A girlguiding group held a tea party to celebrate 100 years of women being able to vote.
First Pagham and Aldwick Brownies held an ‘EqualiTeas’ tea party in aid of equal rights to vote including 90 years since the Representation of the People Act became law, which gave all men and women over 21 an equal right to vote.
‘EqualiTeas’ was developed by the Houses of Parliament as part of its Education and Engagement Service.
It is an initiative to get communities together to share, debate and celebrate what equality means to them.
Tea parties are a long tradition as part of the campaign for equal votes.
Historically, tea parties were hotbeds of political activism.
It was one of the few ways women could meet without men to discuss and plan.
The leading suffrage organisations used tea parties and tea shops as central elements in their campaigning.
They were excellent spaces to increase awareness, discuss tactics and raise money.
The Brownies invited a variety of guests to their EqualiTeas tea party.
They were joined by officials such as the chair of Arun District Council, Cllr Alan Gammon, the deputy mayor of Bognor Regis, Phil Woodall, his consort Steve Hearn and cllr Jeanette Warr, and Aldwick parish councillor cllr Mrs Rufey.
As well as Girlguiding Bognor Regis division commissioner Karen Railton, guiding friends and members of the Trefoil Guild, as well as their families.
Everyone who attended was treated to plenty of tea and cake.
They also joined in discussions and activities that got them thinking about equality and democracy .
These included the right to vote, when women first got the vote, when men and women gained equal voting rights and the mismatch of our demography with the composition of MPs in the Houses of Parliament and members of the House of Lords.
Guests were also asked ‘When I’m Prime Minister I would’. This elicited a fantastic selection of responses from the children that included:
“See unicorns every day.”
“To let homeless not be homeless.”
“Reintroduce National Service.”
“Eat chocolate every day.”
“Make everything fair.”
“Make an English space programme”.
“The tea party was a great success.
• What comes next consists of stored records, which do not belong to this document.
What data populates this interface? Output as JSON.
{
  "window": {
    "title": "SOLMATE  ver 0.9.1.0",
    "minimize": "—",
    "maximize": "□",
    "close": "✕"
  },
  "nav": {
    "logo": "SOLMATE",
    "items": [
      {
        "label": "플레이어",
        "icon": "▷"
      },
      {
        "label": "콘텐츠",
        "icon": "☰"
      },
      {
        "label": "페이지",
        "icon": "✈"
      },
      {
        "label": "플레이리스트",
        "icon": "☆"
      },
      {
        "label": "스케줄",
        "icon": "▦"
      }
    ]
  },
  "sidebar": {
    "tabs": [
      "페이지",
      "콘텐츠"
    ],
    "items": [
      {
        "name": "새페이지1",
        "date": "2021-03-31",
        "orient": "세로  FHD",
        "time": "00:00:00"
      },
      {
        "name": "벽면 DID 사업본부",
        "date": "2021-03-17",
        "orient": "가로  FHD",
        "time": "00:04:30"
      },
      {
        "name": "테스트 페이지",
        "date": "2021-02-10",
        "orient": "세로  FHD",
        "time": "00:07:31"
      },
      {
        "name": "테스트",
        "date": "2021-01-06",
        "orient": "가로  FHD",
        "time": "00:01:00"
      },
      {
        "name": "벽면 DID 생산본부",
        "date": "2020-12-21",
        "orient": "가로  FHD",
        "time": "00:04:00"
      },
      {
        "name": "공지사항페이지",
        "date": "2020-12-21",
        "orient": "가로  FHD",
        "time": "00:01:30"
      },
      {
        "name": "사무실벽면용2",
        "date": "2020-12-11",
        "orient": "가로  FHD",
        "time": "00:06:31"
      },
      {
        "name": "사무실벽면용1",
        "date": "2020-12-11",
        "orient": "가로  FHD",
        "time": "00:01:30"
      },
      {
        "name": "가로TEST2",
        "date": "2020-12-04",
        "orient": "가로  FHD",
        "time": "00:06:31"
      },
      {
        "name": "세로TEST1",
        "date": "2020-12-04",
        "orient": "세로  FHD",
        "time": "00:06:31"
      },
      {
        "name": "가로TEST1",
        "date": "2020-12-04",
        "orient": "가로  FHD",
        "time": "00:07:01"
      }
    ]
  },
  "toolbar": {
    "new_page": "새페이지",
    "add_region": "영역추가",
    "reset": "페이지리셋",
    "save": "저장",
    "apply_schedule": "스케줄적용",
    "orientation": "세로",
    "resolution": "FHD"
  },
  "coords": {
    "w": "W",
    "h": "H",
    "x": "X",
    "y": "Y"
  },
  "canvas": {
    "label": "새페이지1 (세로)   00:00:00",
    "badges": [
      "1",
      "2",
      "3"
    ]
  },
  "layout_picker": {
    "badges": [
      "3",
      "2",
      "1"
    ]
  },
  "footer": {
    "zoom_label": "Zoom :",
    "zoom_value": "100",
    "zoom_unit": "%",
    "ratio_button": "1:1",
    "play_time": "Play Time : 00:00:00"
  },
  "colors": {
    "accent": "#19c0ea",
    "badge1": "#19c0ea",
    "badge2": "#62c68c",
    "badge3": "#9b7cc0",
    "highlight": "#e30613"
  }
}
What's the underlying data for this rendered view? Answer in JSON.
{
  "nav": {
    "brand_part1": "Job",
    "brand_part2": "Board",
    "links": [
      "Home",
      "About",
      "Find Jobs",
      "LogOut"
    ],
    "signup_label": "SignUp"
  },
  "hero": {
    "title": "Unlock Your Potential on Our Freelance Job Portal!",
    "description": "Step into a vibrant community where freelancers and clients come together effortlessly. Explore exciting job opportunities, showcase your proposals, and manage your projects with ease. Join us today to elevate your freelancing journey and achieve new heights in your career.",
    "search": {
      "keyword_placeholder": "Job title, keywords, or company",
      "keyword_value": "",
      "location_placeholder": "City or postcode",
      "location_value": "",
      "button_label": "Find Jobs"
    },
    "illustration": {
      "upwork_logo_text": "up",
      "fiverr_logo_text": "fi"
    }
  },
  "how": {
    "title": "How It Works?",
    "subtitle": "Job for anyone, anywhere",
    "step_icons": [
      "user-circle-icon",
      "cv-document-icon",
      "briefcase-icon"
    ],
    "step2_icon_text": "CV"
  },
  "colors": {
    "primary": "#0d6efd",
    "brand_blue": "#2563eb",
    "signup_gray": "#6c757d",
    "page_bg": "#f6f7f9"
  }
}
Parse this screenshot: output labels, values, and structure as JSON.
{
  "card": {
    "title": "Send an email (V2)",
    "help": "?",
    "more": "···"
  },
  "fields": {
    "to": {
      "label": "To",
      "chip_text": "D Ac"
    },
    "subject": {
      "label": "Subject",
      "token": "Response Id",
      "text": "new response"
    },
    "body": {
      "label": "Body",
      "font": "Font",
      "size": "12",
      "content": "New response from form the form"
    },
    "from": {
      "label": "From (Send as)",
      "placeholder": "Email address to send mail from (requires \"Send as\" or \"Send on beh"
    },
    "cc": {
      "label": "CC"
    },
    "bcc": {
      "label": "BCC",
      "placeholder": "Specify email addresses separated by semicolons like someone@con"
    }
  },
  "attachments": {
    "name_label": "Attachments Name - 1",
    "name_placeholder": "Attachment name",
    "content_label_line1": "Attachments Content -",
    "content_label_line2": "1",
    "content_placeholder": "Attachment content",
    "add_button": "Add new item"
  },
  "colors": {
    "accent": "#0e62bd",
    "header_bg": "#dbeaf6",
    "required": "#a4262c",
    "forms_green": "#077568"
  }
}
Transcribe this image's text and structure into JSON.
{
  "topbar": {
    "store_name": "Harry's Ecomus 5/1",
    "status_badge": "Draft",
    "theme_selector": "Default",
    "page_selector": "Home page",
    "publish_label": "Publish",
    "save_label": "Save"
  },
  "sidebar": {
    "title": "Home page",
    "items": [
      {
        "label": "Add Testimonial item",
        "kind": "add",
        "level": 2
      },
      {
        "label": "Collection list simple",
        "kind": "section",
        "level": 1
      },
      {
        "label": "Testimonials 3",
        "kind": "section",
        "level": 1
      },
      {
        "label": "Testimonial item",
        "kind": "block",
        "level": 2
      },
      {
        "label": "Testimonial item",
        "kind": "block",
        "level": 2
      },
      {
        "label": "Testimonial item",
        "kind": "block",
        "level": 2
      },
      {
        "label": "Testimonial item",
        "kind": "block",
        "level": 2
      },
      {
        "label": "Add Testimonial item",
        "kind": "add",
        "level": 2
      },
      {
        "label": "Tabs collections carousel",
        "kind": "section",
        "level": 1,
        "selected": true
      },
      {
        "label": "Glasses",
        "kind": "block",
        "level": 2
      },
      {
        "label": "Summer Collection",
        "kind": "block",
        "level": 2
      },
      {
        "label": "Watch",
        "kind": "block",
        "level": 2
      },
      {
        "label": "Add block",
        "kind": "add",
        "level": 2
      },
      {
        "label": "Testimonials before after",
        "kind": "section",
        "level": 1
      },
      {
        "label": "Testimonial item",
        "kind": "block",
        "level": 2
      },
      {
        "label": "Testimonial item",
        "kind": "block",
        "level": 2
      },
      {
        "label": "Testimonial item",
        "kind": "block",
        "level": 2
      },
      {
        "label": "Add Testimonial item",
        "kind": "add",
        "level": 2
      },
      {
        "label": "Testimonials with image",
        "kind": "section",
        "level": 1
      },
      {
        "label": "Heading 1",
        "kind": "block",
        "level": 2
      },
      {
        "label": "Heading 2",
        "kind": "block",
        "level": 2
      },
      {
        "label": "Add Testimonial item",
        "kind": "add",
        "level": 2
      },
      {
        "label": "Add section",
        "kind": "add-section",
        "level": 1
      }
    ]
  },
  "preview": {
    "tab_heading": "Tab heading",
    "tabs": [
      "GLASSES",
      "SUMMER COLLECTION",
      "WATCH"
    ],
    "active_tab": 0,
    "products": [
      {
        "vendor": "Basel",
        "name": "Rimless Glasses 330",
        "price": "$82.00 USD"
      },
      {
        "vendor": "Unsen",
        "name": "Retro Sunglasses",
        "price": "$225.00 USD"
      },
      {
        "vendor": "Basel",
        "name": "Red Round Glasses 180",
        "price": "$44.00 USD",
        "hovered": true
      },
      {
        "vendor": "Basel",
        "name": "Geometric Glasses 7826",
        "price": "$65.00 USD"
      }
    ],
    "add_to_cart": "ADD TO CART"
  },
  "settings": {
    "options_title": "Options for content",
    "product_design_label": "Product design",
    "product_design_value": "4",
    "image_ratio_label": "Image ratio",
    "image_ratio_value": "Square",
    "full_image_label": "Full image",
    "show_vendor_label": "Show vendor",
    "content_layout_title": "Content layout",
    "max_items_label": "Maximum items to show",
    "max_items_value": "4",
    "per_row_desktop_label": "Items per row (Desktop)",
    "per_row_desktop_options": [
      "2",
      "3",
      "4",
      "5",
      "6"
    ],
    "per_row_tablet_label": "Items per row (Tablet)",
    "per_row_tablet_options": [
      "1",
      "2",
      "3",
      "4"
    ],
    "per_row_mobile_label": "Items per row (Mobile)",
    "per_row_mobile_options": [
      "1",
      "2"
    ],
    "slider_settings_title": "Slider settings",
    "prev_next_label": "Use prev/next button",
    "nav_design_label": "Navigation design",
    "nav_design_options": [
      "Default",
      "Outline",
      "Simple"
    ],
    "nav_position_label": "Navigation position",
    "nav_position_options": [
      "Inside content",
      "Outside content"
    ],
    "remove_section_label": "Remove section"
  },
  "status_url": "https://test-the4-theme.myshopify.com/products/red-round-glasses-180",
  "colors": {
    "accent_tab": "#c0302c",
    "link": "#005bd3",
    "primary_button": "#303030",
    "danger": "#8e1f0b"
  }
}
Our councillors expressed their delight in the interest the Brownies were taking in finding out about democracy and equality,” said Angela Purser, leader of First Pagham and Aldwick Brownies.